The warm October sun glistened down on a lineup of community members outside of the Mi’kmaw Native Friendship Centre in K’jipuktuk, the original Mi’kmaq name for the city of Halifax.
With welcoming eyes signaling a smile and warm invite from behind a non-medical mask, Debbie Eisan eagerly took a few minutes out of her busy day to discuss how the centre is celebrating Treaty Day.
“Normally, we have everybody coming in, and sitting, and joining us for a dinner but today we’ve decided we’re doing takeout. So, we’re cooking 200 salmon dinners that the community members have signed up for and at 12 o’clock, we’ve got a list of names, and they’re going to come and we’re going to hand out salmon dinners everybody. Free of charge,” Eisan said.
Eisan is the community planner and resident elder at the Mi’kmaw Native Friendship Centre.
She and other members of the centre worked diligently to not only prepare 200 salmon dinners but ensure that they could be delivered to folks safely during the COVID-19 pandemic.
A change in protocols didn’t phase those who eagerly showed up for an opportunity to be nourished and connect with others.
“It’s good to eat together,” Victor Boulton said, a Dene man who now lives in K’jipuktuk.
Boulton says uniting with people on Treaty Day provides an opportunity for learning and knowledge sharing.
“It feels good when some person thanks us for being here today, to gather, and they want to know more about what we represent as a people, from Canada, and it feels good,” he said.
Eisan opened the traditional salmon dinner by offering a plate to the spirits.
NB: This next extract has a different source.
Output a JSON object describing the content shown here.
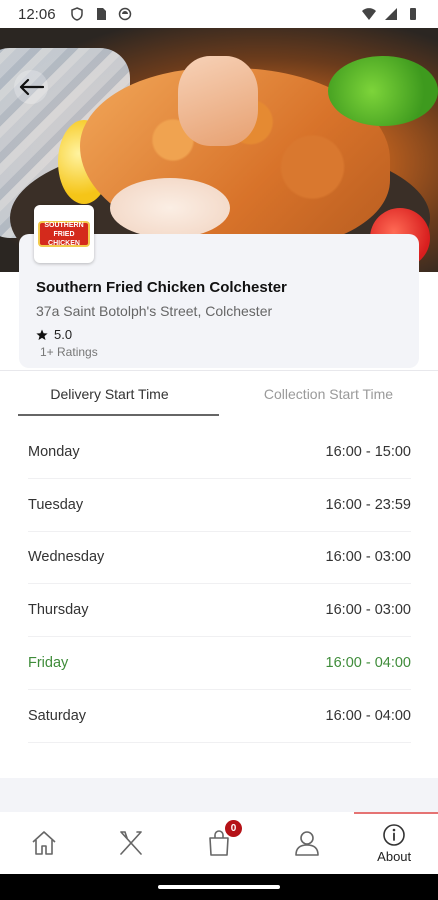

She set it on the sidewalk beside the Mi’kmaw Native Friendship Centre and then proceeded to welcome people to enjoy their food in an orderly fashion.
All the while embracing the warm October sun and spirit of her people.
“To have the community here and to be part of this Treaty Day celebrations is tremendous and it swells my heart with pride,” she said.